** Listed records follows **

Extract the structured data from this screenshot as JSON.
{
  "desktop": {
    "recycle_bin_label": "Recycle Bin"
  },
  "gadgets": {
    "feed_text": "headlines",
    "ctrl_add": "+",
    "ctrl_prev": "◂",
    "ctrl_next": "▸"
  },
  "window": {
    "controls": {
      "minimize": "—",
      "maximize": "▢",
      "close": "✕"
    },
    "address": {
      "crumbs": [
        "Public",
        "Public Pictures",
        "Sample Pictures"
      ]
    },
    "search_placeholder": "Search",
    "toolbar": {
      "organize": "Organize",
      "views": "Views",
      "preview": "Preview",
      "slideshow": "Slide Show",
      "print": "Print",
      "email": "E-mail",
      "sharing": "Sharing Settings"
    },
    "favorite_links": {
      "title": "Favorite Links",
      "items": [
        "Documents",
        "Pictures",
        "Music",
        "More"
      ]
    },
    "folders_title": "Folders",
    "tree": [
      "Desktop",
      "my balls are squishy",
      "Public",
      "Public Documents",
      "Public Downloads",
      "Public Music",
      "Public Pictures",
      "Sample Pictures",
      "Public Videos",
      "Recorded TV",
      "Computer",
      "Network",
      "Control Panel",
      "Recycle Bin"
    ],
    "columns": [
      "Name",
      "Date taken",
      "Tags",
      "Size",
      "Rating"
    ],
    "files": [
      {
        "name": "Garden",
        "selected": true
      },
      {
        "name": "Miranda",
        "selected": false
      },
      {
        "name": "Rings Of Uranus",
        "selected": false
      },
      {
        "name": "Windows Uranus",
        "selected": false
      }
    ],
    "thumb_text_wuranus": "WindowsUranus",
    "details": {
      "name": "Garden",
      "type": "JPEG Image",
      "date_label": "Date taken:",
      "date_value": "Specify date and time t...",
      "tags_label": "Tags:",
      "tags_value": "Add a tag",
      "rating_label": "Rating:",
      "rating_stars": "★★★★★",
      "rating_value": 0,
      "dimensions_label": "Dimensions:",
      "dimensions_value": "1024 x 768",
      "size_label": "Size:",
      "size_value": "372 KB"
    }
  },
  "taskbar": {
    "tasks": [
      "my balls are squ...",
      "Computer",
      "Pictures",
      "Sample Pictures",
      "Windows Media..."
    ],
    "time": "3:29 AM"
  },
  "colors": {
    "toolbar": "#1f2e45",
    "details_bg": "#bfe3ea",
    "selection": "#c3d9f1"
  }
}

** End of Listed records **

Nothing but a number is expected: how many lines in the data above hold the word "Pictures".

7